Activity → Your answer must consist of every line from the data below that includes the word "this".

[Source records]
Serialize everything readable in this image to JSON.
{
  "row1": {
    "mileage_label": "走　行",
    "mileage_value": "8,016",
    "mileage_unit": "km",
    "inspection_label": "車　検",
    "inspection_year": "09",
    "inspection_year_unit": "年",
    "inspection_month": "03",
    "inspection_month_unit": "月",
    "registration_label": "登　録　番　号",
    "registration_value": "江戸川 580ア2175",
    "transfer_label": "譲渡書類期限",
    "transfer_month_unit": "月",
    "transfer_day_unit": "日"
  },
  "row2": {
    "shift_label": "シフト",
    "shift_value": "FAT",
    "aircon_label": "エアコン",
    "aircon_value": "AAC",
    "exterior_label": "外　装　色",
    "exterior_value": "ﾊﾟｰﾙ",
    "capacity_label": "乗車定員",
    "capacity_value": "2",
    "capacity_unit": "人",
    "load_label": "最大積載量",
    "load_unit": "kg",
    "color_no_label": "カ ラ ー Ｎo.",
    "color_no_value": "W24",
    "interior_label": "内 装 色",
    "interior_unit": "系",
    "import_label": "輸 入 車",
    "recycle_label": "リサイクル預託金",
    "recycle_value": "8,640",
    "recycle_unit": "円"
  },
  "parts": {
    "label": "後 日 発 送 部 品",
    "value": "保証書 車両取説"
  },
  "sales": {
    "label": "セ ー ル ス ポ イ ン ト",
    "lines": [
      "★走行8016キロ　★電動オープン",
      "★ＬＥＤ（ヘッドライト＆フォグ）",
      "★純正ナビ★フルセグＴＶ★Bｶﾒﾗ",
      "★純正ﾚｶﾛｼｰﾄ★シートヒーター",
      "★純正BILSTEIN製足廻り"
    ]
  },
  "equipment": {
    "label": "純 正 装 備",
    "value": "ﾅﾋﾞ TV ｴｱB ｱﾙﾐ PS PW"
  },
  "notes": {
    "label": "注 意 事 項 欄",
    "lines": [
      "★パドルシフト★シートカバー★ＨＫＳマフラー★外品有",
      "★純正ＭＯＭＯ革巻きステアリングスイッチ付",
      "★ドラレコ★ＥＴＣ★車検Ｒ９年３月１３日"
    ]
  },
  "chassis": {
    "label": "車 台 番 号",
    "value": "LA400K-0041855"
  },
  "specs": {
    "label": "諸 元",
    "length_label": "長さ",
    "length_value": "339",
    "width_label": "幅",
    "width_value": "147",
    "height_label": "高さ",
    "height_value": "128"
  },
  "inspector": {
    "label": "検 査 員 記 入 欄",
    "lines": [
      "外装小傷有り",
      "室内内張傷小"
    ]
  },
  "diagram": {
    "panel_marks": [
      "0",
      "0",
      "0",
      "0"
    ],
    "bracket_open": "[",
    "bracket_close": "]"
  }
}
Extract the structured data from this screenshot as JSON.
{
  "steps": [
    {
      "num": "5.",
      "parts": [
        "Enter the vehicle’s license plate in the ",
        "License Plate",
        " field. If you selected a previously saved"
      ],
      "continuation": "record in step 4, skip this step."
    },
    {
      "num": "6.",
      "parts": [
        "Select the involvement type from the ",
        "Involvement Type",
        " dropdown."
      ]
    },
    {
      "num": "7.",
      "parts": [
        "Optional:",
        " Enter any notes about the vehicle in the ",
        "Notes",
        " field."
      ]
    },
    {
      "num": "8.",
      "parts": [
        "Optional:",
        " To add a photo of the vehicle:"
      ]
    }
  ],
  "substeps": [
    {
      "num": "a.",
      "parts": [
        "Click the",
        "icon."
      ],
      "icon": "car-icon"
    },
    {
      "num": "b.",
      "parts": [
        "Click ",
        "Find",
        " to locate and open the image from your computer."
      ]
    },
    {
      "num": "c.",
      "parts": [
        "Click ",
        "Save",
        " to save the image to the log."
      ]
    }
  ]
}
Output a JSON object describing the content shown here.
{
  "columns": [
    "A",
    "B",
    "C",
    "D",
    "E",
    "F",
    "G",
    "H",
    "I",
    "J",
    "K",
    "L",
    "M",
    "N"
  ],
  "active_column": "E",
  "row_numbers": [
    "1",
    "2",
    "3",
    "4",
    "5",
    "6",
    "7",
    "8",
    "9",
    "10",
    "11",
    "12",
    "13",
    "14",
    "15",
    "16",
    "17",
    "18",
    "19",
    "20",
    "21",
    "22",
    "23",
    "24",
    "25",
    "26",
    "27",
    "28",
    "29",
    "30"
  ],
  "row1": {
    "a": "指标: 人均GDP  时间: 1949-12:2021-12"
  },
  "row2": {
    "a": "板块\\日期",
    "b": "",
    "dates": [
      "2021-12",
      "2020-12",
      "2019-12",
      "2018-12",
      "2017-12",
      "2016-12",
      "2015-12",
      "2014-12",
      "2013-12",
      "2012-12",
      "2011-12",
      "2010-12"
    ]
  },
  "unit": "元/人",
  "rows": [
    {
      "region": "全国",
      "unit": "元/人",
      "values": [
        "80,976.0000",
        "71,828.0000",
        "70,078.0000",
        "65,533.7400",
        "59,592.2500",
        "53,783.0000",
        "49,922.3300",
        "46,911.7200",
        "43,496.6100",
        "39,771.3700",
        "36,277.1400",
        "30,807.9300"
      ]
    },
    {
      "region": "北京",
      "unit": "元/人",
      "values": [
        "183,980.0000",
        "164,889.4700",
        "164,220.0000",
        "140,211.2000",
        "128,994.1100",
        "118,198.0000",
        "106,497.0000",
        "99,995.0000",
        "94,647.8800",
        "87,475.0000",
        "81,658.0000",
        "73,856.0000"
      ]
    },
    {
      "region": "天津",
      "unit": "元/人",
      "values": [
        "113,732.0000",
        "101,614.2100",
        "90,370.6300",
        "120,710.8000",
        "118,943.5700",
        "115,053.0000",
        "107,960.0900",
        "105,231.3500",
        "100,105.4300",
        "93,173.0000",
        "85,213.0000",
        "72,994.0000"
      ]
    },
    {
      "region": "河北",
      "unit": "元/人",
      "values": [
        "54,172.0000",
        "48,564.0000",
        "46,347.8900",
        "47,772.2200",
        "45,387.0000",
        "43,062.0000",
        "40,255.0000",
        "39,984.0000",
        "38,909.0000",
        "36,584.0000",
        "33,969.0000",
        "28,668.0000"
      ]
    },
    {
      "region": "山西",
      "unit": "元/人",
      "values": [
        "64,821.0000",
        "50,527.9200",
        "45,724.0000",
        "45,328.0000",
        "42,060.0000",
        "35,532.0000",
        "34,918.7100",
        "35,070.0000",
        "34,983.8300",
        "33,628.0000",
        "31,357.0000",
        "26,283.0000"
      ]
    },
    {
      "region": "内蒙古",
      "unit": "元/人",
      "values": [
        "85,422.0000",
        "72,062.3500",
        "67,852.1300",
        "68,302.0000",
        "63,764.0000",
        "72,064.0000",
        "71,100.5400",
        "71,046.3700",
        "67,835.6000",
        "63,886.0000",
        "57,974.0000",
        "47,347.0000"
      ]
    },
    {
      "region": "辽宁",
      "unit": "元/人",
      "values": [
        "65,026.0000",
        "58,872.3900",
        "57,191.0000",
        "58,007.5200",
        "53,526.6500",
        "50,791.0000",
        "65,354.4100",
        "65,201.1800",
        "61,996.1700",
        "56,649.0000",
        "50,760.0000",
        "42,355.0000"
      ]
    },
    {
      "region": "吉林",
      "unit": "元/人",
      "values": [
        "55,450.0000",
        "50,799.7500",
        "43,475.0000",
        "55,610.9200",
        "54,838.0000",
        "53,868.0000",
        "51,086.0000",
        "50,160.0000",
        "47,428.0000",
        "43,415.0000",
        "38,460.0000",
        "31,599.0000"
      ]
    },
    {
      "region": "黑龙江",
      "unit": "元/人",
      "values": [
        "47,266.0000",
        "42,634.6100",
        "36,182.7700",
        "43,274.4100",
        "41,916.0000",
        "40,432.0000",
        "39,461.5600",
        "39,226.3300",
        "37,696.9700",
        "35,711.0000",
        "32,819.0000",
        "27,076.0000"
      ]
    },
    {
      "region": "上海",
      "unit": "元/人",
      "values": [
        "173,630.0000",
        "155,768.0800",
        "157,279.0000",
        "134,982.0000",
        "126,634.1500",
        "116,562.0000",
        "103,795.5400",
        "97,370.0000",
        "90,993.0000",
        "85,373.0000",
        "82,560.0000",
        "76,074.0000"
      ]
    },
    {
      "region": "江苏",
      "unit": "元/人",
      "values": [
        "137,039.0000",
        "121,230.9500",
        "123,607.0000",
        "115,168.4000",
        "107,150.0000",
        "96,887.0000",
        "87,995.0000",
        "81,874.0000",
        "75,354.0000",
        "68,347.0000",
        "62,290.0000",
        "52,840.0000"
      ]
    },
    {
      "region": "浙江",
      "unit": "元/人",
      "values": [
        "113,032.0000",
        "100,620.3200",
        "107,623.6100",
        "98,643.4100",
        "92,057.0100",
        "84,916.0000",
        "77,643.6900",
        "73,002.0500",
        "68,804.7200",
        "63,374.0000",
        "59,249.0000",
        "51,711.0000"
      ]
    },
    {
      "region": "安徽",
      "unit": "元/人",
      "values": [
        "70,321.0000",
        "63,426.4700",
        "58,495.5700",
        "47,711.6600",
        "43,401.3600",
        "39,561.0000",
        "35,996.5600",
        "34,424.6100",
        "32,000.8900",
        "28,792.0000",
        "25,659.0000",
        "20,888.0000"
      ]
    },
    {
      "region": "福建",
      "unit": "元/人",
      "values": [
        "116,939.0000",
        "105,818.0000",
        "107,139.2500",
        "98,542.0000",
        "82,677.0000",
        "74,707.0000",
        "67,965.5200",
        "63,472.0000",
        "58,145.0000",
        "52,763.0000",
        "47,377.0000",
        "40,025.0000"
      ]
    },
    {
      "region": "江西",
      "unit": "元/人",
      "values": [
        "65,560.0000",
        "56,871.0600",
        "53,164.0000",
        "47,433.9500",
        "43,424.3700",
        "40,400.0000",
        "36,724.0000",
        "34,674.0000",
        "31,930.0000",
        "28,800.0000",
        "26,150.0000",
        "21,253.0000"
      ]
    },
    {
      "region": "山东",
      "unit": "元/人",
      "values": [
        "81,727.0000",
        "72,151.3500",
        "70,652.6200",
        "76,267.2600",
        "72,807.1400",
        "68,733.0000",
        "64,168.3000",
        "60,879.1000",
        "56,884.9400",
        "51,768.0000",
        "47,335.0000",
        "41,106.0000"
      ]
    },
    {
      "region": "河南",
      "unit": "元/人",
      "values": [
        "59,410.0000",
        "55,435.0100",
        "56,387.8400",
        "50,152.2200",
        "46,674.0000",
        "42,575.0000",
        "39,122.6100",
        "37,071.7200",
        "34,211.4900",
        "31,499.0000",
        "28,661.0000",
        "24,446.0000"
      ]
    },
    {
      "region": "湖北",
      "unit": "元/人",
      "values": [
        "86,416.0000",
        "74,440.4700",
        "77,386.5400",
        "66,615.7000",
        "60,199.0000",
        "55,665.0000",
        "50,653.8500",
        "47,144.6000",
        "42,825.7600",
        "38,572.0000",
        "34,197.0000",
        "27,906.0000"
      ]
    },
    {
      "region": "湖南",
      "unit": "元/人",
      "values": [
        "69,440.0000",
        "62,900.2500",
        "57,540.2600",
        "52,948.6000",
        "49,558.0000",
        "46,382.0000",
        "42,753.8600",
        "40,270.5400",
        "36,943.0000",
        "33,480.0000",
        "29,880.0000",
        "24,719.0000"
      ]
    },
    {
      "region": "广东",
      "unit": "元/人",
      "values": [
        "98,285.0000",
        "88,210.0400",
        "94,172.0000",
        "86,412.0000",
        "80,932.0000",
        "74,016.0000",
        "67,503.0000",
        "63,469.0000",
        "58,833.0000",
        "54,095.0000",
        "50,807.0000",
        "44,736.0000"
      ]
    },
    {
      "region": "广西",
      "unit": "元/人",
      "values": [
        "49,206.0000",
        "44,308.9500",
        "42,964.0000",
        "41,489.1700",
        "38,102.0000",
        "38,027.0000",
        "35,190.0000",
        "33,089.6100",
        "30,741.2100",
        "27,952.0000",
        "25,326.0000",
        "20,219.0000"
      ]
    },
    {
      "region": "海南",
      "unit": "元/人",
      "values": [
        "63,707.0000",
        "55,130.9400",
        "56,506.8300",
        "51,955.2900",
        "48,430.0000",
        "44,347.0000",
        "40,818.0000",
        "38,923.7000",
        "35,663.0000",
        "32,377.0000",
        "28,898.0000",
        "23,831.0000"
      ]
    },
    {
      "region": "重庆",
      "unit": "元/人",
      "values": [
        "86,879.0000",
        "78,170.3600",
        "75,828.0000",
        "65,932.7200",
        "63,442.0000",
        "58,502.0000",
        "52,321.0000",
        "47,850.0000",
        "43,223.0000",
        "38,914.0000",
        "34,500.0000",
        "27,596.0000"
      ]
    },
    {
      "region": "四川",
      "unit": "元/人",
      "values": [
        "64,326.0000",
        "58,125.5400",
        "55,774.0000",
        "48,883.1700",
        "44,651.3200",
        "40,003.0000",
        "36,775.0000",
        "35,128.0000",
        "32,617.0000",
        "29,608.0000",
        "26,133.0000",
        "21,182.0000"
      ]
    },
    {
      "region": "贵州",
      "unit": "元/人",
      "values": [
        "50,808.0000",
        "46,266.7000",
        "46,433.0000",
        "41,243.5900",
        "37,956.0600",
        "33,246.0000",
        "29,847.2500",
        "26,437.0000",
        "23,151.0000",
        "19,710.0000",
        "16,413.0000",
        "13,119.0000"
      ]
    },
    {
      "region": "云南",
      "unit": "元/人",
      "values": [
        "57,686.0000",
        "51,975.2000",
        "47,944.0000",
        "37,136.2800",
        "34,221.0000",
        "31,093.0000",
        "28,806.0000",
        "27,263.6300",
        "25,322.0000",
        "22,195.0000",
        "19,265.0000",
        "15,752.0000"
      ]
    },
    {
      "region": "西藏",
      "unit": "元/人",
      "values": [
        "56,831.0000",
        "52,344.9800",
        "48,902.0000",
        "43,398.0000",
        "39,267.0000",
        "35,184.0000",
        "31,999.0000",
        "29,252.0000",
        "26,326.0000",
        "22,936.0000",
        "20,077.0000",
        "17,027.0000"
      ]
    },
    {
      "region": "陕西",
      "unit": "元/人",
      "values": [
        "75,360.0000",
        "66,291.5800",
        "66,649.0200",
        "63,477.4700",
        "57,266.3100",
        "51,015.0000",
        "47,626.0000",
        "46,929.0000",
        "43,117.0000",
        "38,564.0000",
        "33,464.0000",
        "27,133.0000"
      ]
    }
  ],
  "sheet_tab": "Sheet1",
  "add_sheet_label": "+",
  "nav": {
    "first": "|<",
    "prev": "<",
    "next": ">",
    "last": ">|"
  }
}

Your response →
Serialize everything readable in this image to JSON.
Extract the structured data from this screenshot as JSON.
      "continuation": "record in step 4, skip this step."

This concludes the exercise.